Interest rates are always in flux; in fact, they change every 60 seconds. So, there is no real way to predict their path from one month to the next. Trying to catch the perfect rate should never deter you from owning your dream home. In fact, agents will often say, “Marry the house, date the rate.” This basically means don’t let interest rates deter you because you can always refinance. We have an inventory problem.
There is always a possibility that we could see another dip, and there could be a refi opportunity in that. If you find that perfect house, don’t wait to get it. Even if the rate isn’t what you’d hoped, there are always opportunities to modify or refinance. It’s a lot easier than people expect.
In this market, the perfect home is harder to come by. If you find it, there’s no reason to let a short-term problem like interest rates deter you from your dream home. Refinancing in the future is an excellent option for buying real estate without remorse.
Interest rates are unpredictable, but under most circumstances, it is not advisable to wait for rates to go down. It may be helpful, instead, to examine the exact cost of a mortgage. It may surprise you to discover that the “net” cost of a mortgage is so much less than the face rate.

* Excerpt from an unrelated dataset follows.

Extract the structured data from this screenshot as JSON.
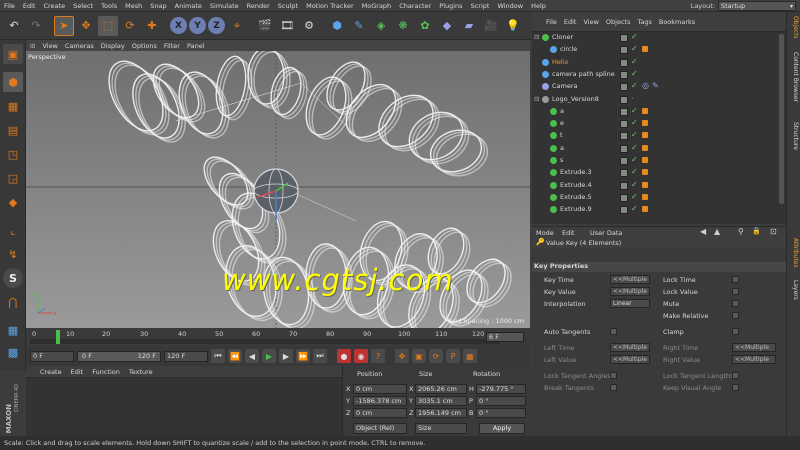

Because interest payments are deductible for federal income tax purposes, the net cost of interest on a mortgage is lowered.
The actual amount depends upon the individual’s tax bracket.
The tax year 2022 adjustments described below generally apply to tax returns filed in 2023.
The tax items for the tax year 2022 of greatest interest to most taxpayers include the following dollar amounts:
- The standard deduction for married couples filing jointly for the tax year 2022 rises to $25,900, up $800 from the prior year.
- For single taxpayers and married individuals filing separately, the standard deduction rises to $12,950 for 2022, up $400, and for heads of households, the standard deduction will be $19,400 for tax year 2022, up $600.
The table below illustrates the net mortgage cost lessens as the tax bracket increases.
You can determine your net cost. First, determine your tax bracket by referring to your tax filing. Your tax advisor might assist you if necessary. Subtract your tax bracket number from 100 and multiply the resulting figure by the stated interest rate of the mortgage. The answer is your net cost. True Interest Rate.
As a tax deduction for federal income tax purposes, the interest payment on a mortgage is like a subsidy for the homeowner. You still pay the amount of money required for the loan, but a portion would have been paid to the IRS anyway. In essence, you “save” the amount of the deduction in taxes and supplement your mortgage payment instead. Just one more reason to consider making that home purchase now rather than wait for an improvement in the interest rates.
If you have difficulty figuring out your net rate or determining what might be your net rate if you purchase, give us a call at FRB Mortgage. In the meantime, the chart below may be helpful.
|Tax Bracket||Net Cost @6.5%||Net Cost @7.0%||Net Cost @7.5%||Net Cost @8.0%|